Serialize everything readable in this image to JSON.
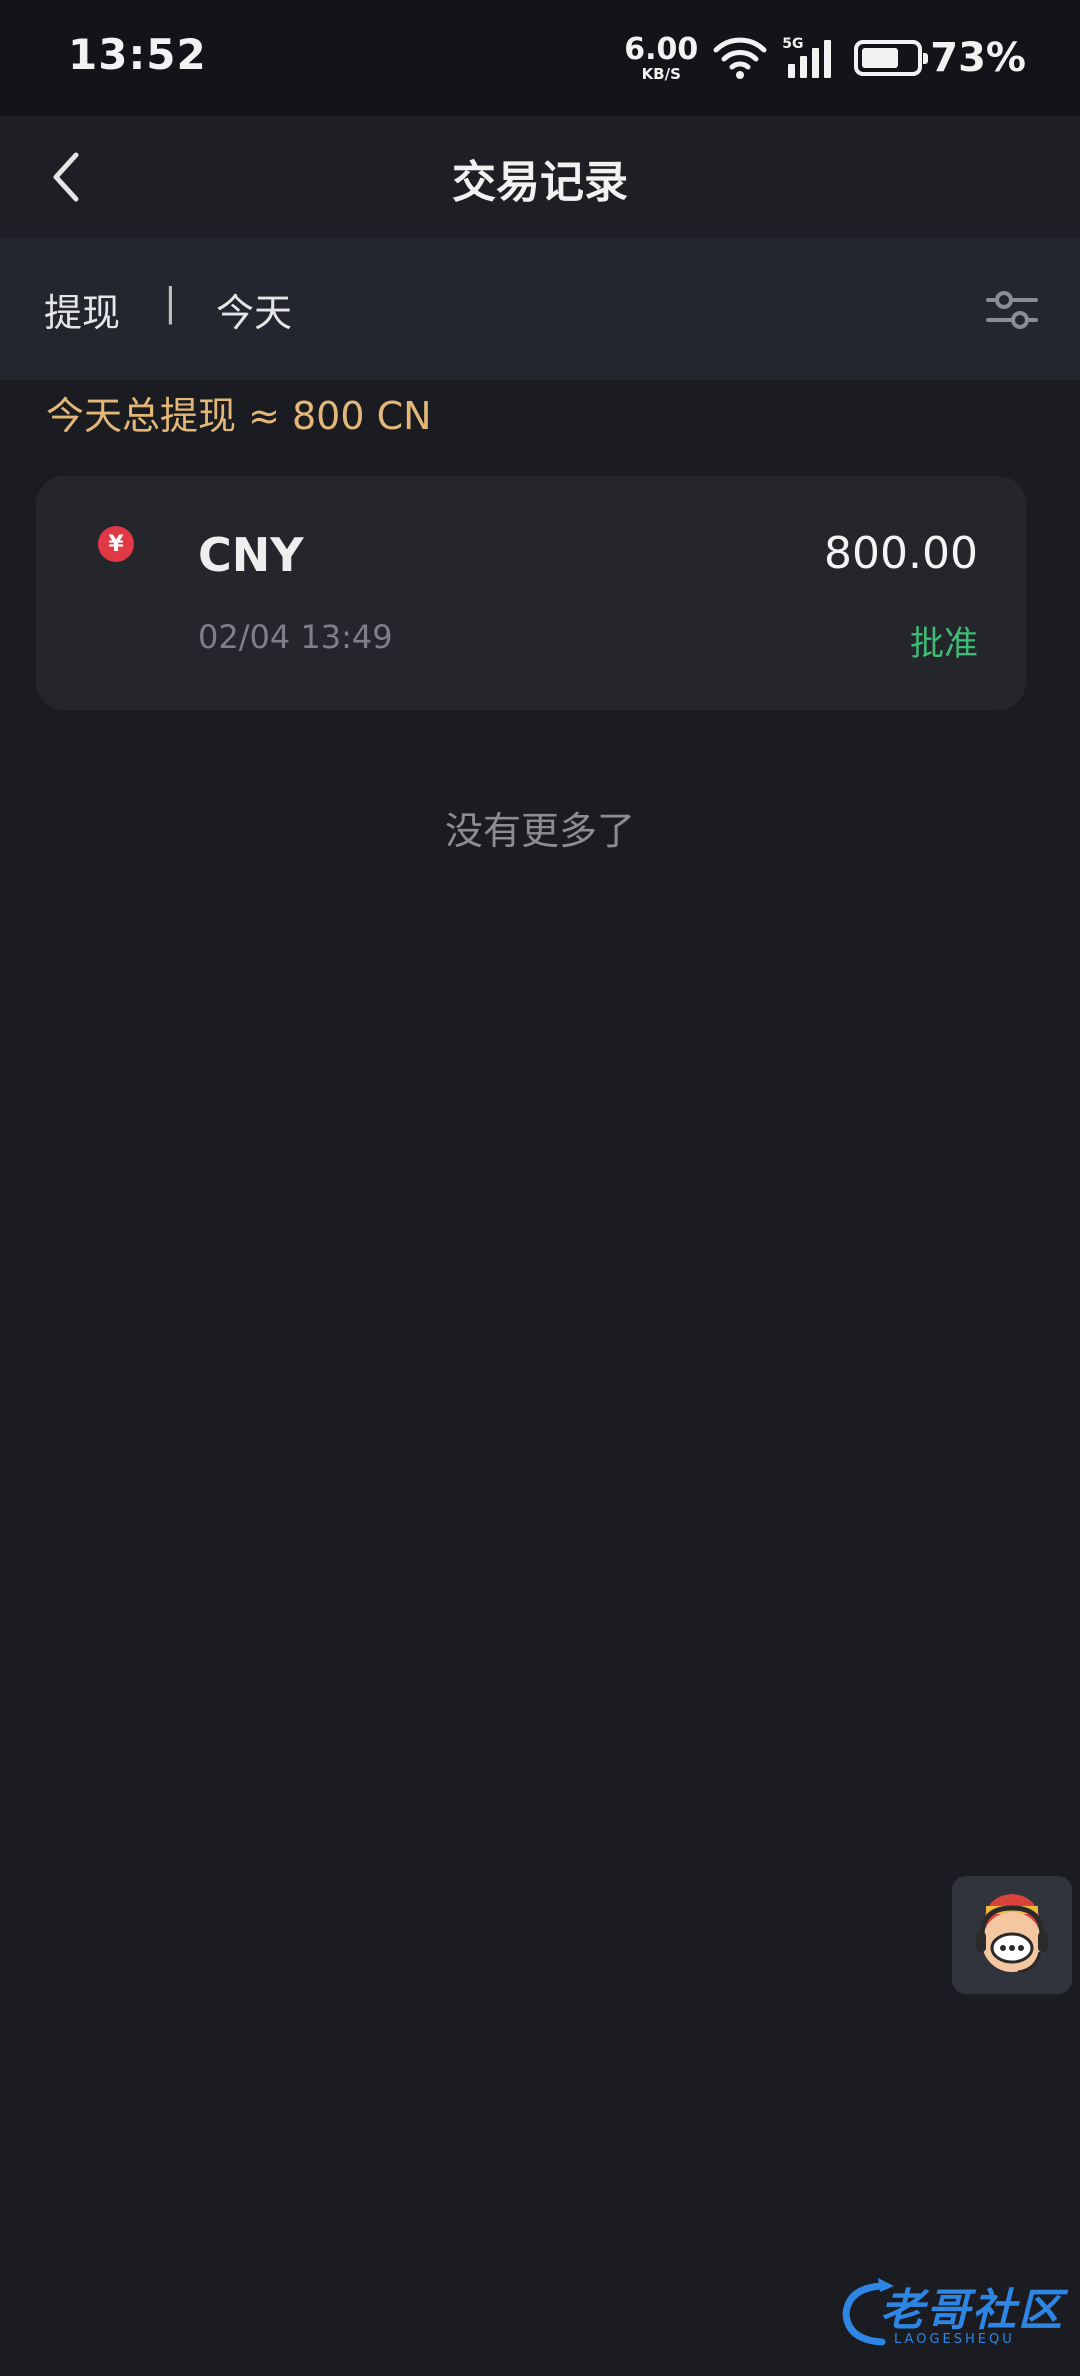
{
  "status_bar": {
    "time": "13:52",
    "net_speed_value": "6.00",
    "net_speed_unit": "KB/S",
    "network_type": "5G",
    "battery_percent": "73%",
    "battery_level": 0.73
  },
  "header": {
    "title": "交易记录",
    "back_icon": "chevron-left-icon"
  },
  "filter": {
    "type": "提现",
    "separator": "|",
    "date_range": "今天",
    "filter_icon": "sliders-icon"
  },
  "summary": {
    "text": "今天总提现 ≈ 800 CN"
  },
  "transactions": [
    {
      "icon": "yuan-coin-icon",
      "icon_symbol": "¥",
      "currency": "CNY",
      "amount": "800.00",
      "datetime": "02/04 13:49",
      "status": "批准",
      "status_color": "#3fbd74"
    }
  ],
  "list_end_text": "没有更多了",
  "support": {
    "icon": "customer-service-icon"
  },
  "watermark": {
    "text": "老哥社区",
    "subtext": "LAOGESHEQU"
  },
  "colors": {
    "background": "#1b1c21",
    "accent": "#e3b777",
    "approved": "#3fbd74",
    "coin": "#e03844"
  }
}
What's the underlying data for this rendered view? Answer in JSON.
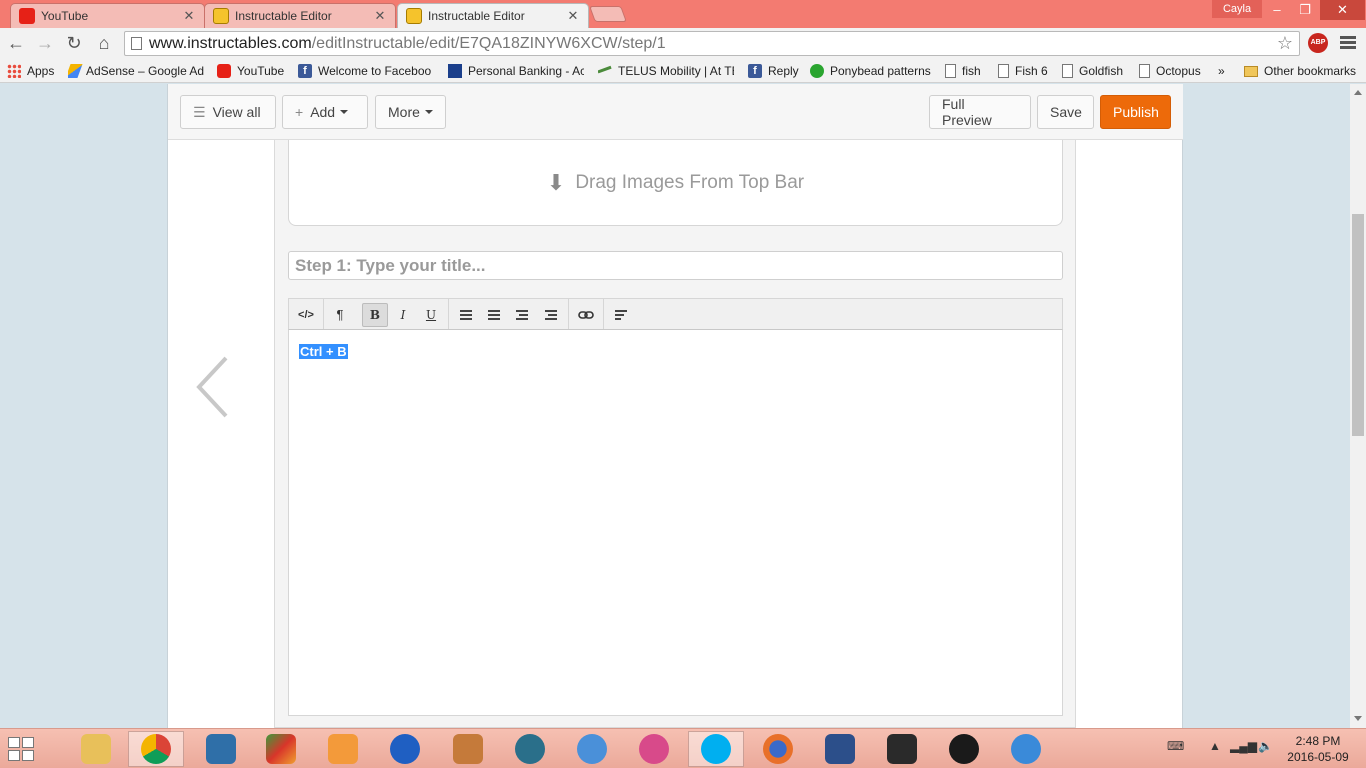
{
  "browser": {
    "tabs": [
      {
        "label": "YouTube",
        "favicon": "youtube-icon",
        "active": false
      },
      {
        "label": "Instructable Editor",
        "favicon": "instructables-robot-icon",
        "active": false
      },
      {
        "label": "Instructable Editor",
        "favicon": "instructables-robot-icon",
        "active": true
      }
    ],
    "profile_name": "Cayla",
    "url_host": "www.instructables.com",
    "url_path": "/editInstructable/edit/E7QA18ZINYW6XCW/step/1",
    "abp_label": "ABP",
    "bookmarks": [
      {
        "label": "Apps",
        "icon": "apps-grid-icon"
      },
      {
        "label": "AdSense – Google Ad",
        "icon": "adsense-icon"
      },
      {
        "label": "YouTube",
        "icon": "youtube-icon"
      },
      {
        "label": "Welcome to Faceboo",
        "icon": "facebook-icon"
      },
      {
        "label": "Personal Banking - Ac",
        "icon": "rbc-icon"
      },
      {
        "label": "TELUS Mobility | At TE",
        "icon": "telus-icon"
      },
      {
        "label": "Reply",
        "icon": "facebook-icon"
      },
      {
        "label": "Ponybead patterns",
        "icon": "green-circle-icon"
      },
      {
        "label": "fish",
        "icon": "page-icon"
      },
      {
        "label": "Fish 6",
        "icon": "page-icon"
      },
      {
        "label": "Goldfish",
        "icon": "page-icon"
      },
      {
        "label": "Octopus",
        "icon": "page-icon"
      }
    ],
    "bookmarks_overflow": "»",
    "other_bookmarks": "Other bookmarks"
  },
  "editor": {
    "view_all": "View all",
    "add": "Add",
    "more": "More",
    "full_preview": "Full Preview",
    "save": "Save",
    "publish": "Publish",
    "drop_text": "Drag Images From Top Bar",
    "step_title_placeholder": "Step 1:  Type your title...",
    "body_text": "Ctrl + B",
    "rte_buttons": [
      "</>",
      "¶",
      "B",
      "I",
      "U"
    ]
  },
  "taskbar": {
    "time": "2:48 PM",
    "date": "2016-05-09"
  },
  "colors": {
    "tabstrip": "#f37b71",
    "publish": "#ed6a0a",
    "selection": "#3390ff",
    "page_bg": "#d6e3ea"
  }
}
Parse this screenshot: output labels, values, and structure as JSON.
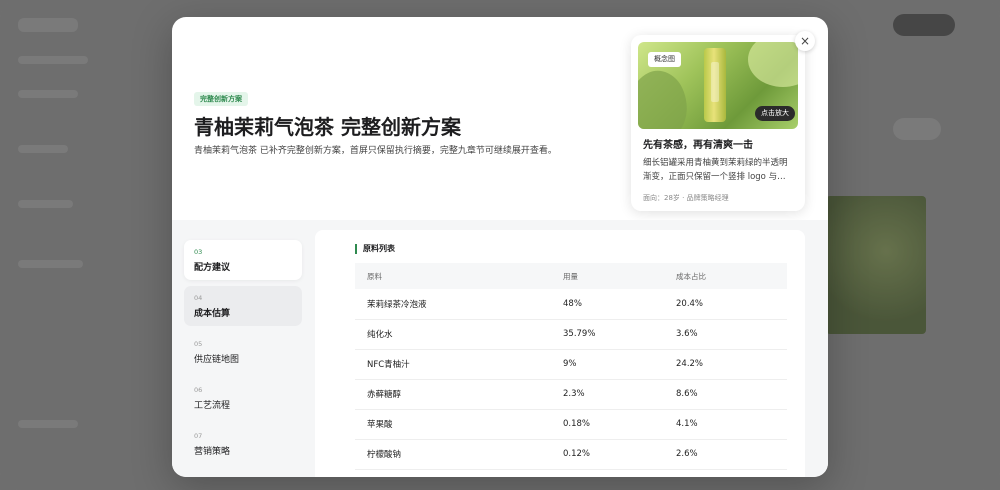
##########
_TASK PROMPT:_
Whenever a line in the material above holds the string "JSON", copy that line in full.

_RESULT OF THE EXERCISE:_
Serialize everything readable in this image to JSON.
What's the underlying data for this rendered view? Answer in JSON.
Parse this screenshot: output labels, values, and structure as JSON.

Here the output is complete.